Advice 5: Answering the job interview question: ‘Why do you want this job?’
In a job interview, you will likely be asked why you want the job, or why you left your previous one. Your answer will reveal whether your motivations are in the right place. While the specifics of your answer will depend on whether you left voluntarily or were dismissed, you need to bear in mind an answer that casts you in a positive light. Never badmouth your previous employer or colleagues.
So, think ahead how best to answer the question ‘why are you looking for a job’ by focusing on your future career direction, even if your leaving your last position wasn’t under the best of circumstances. Don’t say it’s because you need the money or anything that may indicate you aren’t really interested in the job long term. Make your interviewer feel confident that the position you are interviewing for is in line with your personal and professional goals as well as the company’s needs. Speak up so that you sound positive and clear in your response.
Advice 6: What to say when an interviewer asks you to talk about yourself
Interviews are bittersweet. There are you are sitting in the interview room of the dream company you’re dying to work for while on the other hand subjecting yourself to what can sometimes feel like an awkward and nerve-wracking experience. With so much at stake, it’s little wonder many experience sudden amnesia when they’re asked the inevitable question: “So, can you tell me a little bit about yourself?”

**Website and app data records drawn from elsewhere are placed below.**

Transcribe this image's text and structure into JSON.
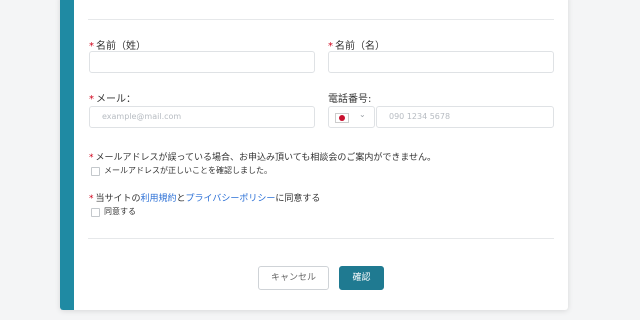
{
  "form": {
    "last_name_label": "名前（姓）",
    "first_name_label": "名前（名）",
    "email_label": "メール：",
    "email_placeholder": "example@mail.com",
    "phone_label": "電話番号:",
    "phone_placeholder": "090 1234 5678",
    "required_mark": "*",
    "notice_text": "メールアドレスが誤っている場合、お申込み頂いても相談会のご案内ができません。",
    "email_confirm_label": "メールアドレスが正しいことを確認しました。",
    "terms_prefix": "当サイトの",
    "terms_link": "利用規約",
    "terms_and": "と",
    "privacy_link": "プライバシーポリシー",
    "terms_suffix": "に同意する",
    "agree_label": "同意する"
  },
  "buttons": {
    "cancel": "キャンセル",
    "confirm": "確認"
  },
  "colors": {
    "accent": "#1f8aa3",
    "primary_button": "#1f7a91",
    "required": "#d0021b",
    "link": "#2a6fd6"
  }
}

‘Talking about yourself should be easy’, after all, ‘you’ve known yourself your entire life!’ but it isn’t always so. What do you say in those moments when your mind goes blank?
Well, you can talk about where you are right now, what you studied at college or university, what you have always wanted to do or become, and where you currently are on your career journey. You can talk about your hobbies, great lessons you’ve learnt along the way and what makes you feel most alive – but, and it is an extremely important but – whatever you say keep it short, sweet and to the point.

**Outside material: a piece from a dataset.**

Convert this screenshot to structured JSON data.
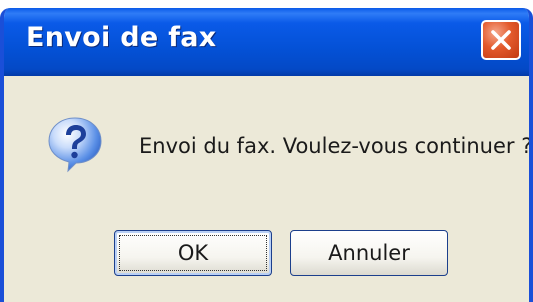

Advice 7: Answering questions that test your moral (or common sense) compass
Some of the toughest questions a candidate can face are those designed to test your moral compass, such as those you’re likely to be asked during an interview at Amazon. The company takes hiring so seriously that CEO Jeff Bezos was once quoted as saying, “I’d rather interview 50 people and not hire anyone than hire the wrong person.” Unsurprisingly then, many of the questions you’re likely to face if you go for a job at a company like Amazon are hypothetical scenarios designed to find out how you’ll behave, such as, ‘What would you do if you saw a colleague stealing? Or ‘What if your manager asked you to do something that goes against company policy and was potentially hazardous?’ Or ‘Tell us about a time when a project went beyond your scope of work?’
After sifting through hundreds of Glassdoor reviews Inc. selected the ‘21 Questions Amazon Asks its Job Candidates’ and they truly are an educational experience in themselves. Practise answering questions like these yourself and you should be well-prepared for any moral or practical question thrown at you in the future. Other tough favourites include, ‘Tell me about a time you had to overstep management to get your point of view across.’ ‘How do you motivate people?’ and ‘Name a time you messed up.’